Their next tier of wines is their Mostly series featuring a Mostly Shiraz and Mostly Cabernet Franc. At 79 NIS (about $22) , it's not staggering leap in price from the 67 NIS (about $17) Just series but an experienced wine taster might find the Mostly wines more expressive, balanced and complex with a longer finish than the younger Just wines. The Mostly Cabernet Franc is 85% Cab Franc and !5% Cab Sauvignon which adds some body, structure, complexity and most likely tannins to the wine. The 85 % threshold of a single varietal is important for labeling wines a single varieatal for potential export to the US and EU. These wines are also barrel aged in French and American oak for 14 months which helps justisty the marginal cost difference with the Just series.
Mostly Shiraz is 65% Shiraz, 30% Cabernet Sauvignon and 5% Petit Verdot. The addition of Cabernet Sauvignon and Petit Verdot seeminly add a lot of complexity that is lacking from other bombastic fruity Shiraz's appearing more frequrntly in wine shops. Flavors of Black Cherries, Plums and Blueberries were most evident to me at this tasting.
The most accessable of their top tier wines are Tulip's Reserve series. At 95 NIS (about $27), their Reserve Cabernet Sauvignon and Reserve Shiraz are oak aged for 18 months and they have enough fruit to med with the additional tannins and oak induced flavors to age gracefully. The 2007 Cabernet Sauvignon Reserve is enhanced with 10% Cabernet Franc which typically is added to add acidity (which often is lacking in warmer region reds) and softer tannins.
The 2008 Syrah Reserve is 90% Syrah and 10% Cabernet Sauvignon. Even though Syrah and Shiraz are actually genetically the same grape, different clones exist which emphasize different styles. Often the Shiraz varieties can be jammy fruiit bombs that could remind drinkers of an Australian bottle where Syrah tend to emulate French Rhone or Caliifornia Syrah which can be more nuanced and earthier than wines labeled Shiraz. The wine is as dark and deeply purple as octopus ink which often indicates the intensity of flavor and breath of body in Syrah/Shiraz as well as Petite Sirah. In Petite Sirah though this backbone often overwhelms the nuance one expects or desires from a premium wine although more sophsiticated Peitie Sirah's in Israel and California are becoming more common..
Their highest tier is their Black Tulip wine and at 175 NIS is a typical price point for many wineries' most limited released dry red wine although a few wineries recently launched new "Ultra-premium" wines at almost twice that price. Black Tulip is 60% Cabernet Sauvignon, 20 % Merlot, 13 % Cabernet Franc and 7 % Petit Verdot which might be catergorized as a Bordeuax style blend (Malbec being the only possible component grape not present). With only 3,000 bottles made it's scarcity helps justify the cost but it also receives 2 /12 years in oak which is extensive compared to most Israeli wines.

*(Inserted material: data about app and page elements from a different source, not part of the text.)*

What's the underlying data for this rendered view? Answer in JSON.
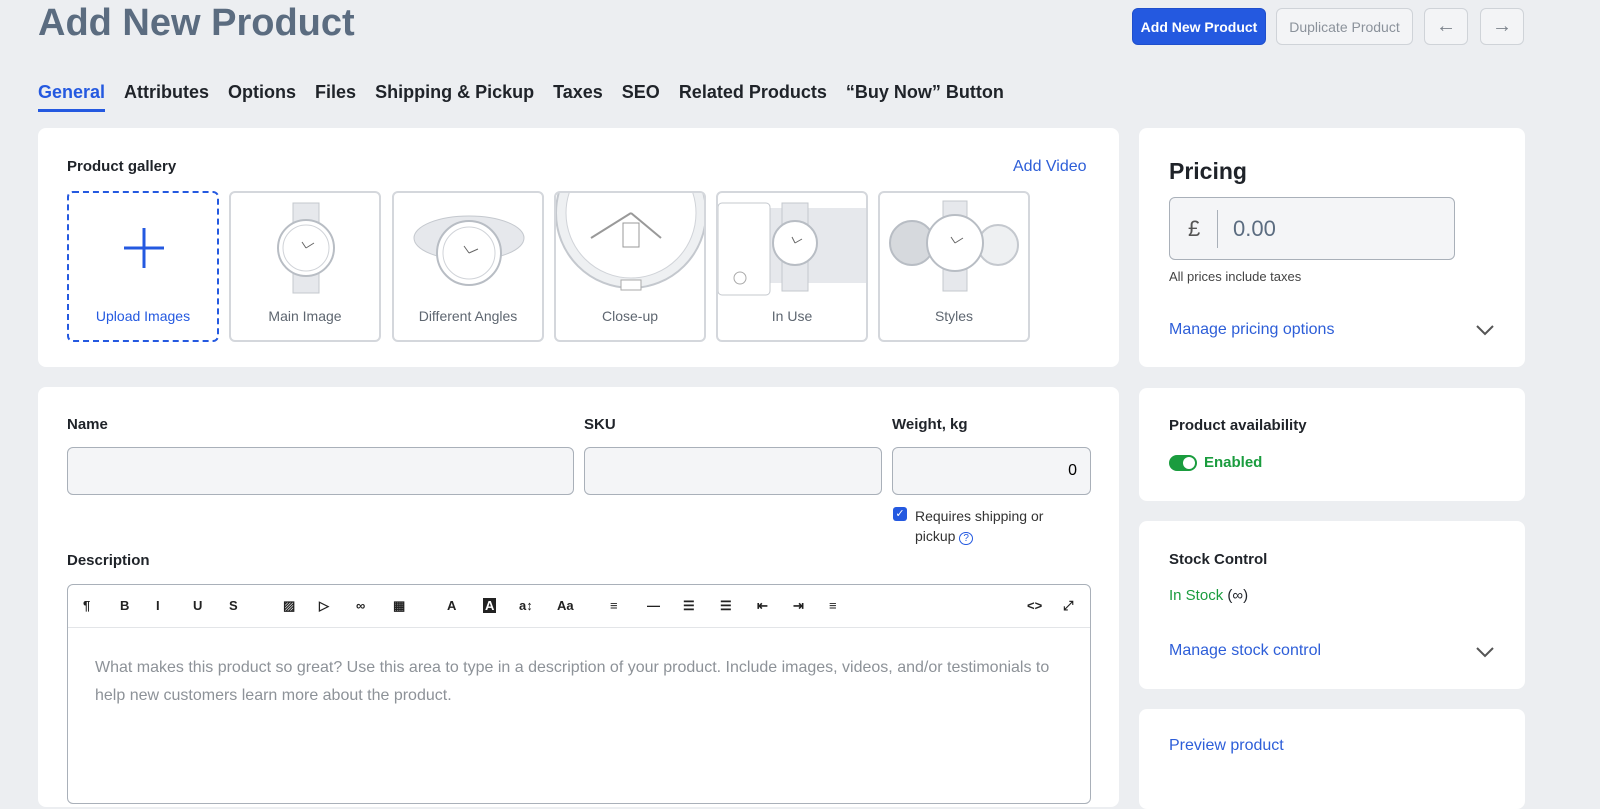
{
  "header": {
    "title": "Add New Product",
    "add_button": "Add New Product",
    "duplicate_button": "Duplicate Product",
    "prev_icon": "←",
    "next_icon": "→"
  },
  "tabs": [
    {
      "label": "General"
    },
    {
      "label": "Attributes"
    },
    {
      "label": "Options"
    },
    {
      "label": "Files"
    },
    {
      "label": "Shipping & Pickup"
    },
    {
      "label": "Taxes"
    },
    {
      "label": "SEO"
    },
    {
      "label": "Related Products"
    },
    {
      "label": "“Buy Now” Button"
    }
  ],
  "gallery": {
    "title": "Product gallery",
    "add_video": "Add Video",
    "upload": "Upload Images",
    "tiles": [
      {
        "label": "Main Image"
      },
      {
        "label": "Different Angles"
      },
      {
        "label": "Close-up"
      },
      {
        "label": "In Use"
      },
      {
        "label": "Styles"
      }
    ]
  },
  "form": {
    "name_label": "Name",
    "name_value": "",
    "sku_label": "SKU",
    "sku_value": "",
    "weight_label": "Weight, kg",
    "weight_value": "0",
    "requires_shipping": "Requires shipping or pickup",
    "requires_shipping_checked": true,
    "description_label": "Description",
    "description_placeholder": "What makes this product so great? Use this area to type in a description of your product. Include images, videos, and/or testimonials to help new customers learn more about the product."
  },
  "toolbar": [
    "¶",
    "B",
    "I",
    "U",
    "S",
    "image",
    "video",
    "link",
    "table",
    "A",
    "A",
    "a↕",
    "Aa",
    "align",
    "hr",
    "ul",
    "ol",
    "outdent",
    "indent",
    "more",
    "<>",
    "⤢"
  ],
  "pricing": {
    "title": "Pricing",
    "currency": "£",
    "price": "0.00",
    "note": "All prices include taxes",
    "manage": "Manage pricing options"
  },
  "availability": {
    "title": "Product availability",
    "status": "Enabled",
    "enabled": true
  },
  "stock": {
    "title": "Stock Control",
    "status": "In Stock",
    "qty": "(∞)",
    "manage": "Manage stock control"
  },
  "preview": {
    "label": "Preview product"
  },
  "colors": {
    "accent": "#2459e0",
    "success": "#1a9c3e"
  }
}
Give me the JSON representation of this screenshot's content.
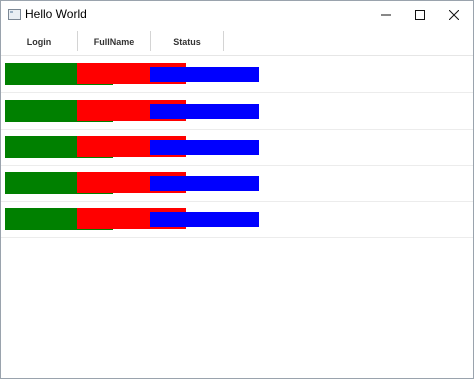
{
  "window": {
    "title": "Hello World",
    "minimize_glyph": "—",
    "maximize_glyph": "☐",
    "close_glyph": "✕"
  },
  "table": {
    "columns": [
      "Login",
      "FullName",
      "Status"
    ],
    "rows": [
      {
        "login": "",
        "fullname": "",
        "status": ""
      },
      {
        "login": "",
        "fullname": "",
        "status": ""
      },
      {
        "login": "",
        "fullname": "",
        "status": ""
      },
      {
        "login": "",
        "fullname": "",
        "status": ""
      },
      {
        "login": "",
        "fullname": "",
        "status": ""
      }
    ]
  },
  "colors": {
    "login_cell": "#008000",
    "fullname_cell": "#ff0000",
    "status_cell": "#0000ff"
  }
}
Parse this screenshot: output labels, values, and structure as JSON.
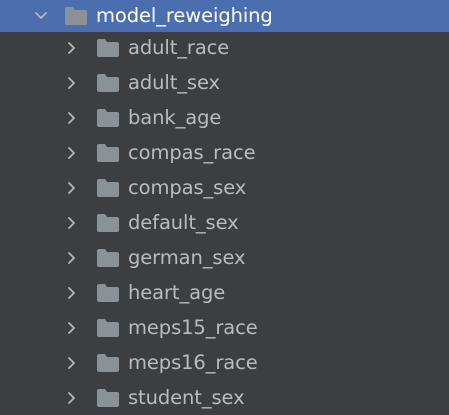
{
  "colors": {
    "panel_bg": "#3c3f41",
    "selected_bg": "#4b6eaf",
    "text": "#bbbbbb",
    "selected_text": "#ffffff",
    "folder": "#8a9197",
    "chevron": "#b6b6b6"
  },
  "tree": {
    "root": {
      "label": "model_reweighing",
      "expanded": true,
      "icon": "folder-icon",
      "toggle_icon": "chevron-down-icon"
    },
    "children": [
      {
        "label": "adult_race",
        "icon": "folder-icon",
        "toggle_icon": "chevron-right-icon"
      },
      {
        "label": "adult_sex",
        "icon": "folder-icon",
        "toggle_icon": "chevron-right-icon"
      },
      {
        "label": "bank_age",
        "icon": "folder-icon",
        "toggle_icon": "chevron-right-icon"
      },
      {
        "label": "compas_race",
        "icon": "folder-icon",
        "toggle_icon": "chevron-right-icon"
      },
      {
        "label": "compas_sex",
        "icon": "folder-icon",
        "toggle_icon": "chevron-right-icon"
      },
      {
        "label": "default_sex",
        "icon": "folder-icon",
        "toggle_icon": "chevron-right-icon"
      },
      {
        "label": "german_sex",
        "icon": "folder-icon",
        "toggle_icon": "chevron-right-icon"
      },
      {
        "label": "heart_age",
        "icon": "folder-icon",
        "toggle_icon": "chevron-right-icon"
      },
      {
        "label": "meps15_race",
        "icon": "folder-icon",
        "toggle_icon": "chevron-right-icon"
      },
      {
        "label": "meps16_race",
        "icon": "folder-icon",
        "toggle_icon": "chevron-right-icon"
      },
      {
        "label": "student_sex",
        "icon": "folder-icon",
        "toggle_icon": "chevron-right-icon"
      }
    ]
  }
}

Currently, the winery offers free tasting to the public on Friday and Saturdays (though that might change once the winery is serving kosher wines) and the winery typically gives free tastings of one white and two red wines though more elaborate tastings are available at an additional cost.
David Rhodes worked at wineries in California & Israel, hosted over 100 wine parties.as a sommelier & adviser for the SDSU Business of Wine program. He speaks weekly about wine on Rustymikeradio.com & writes for ESRA magazine. Israeliwineguy@gmail.com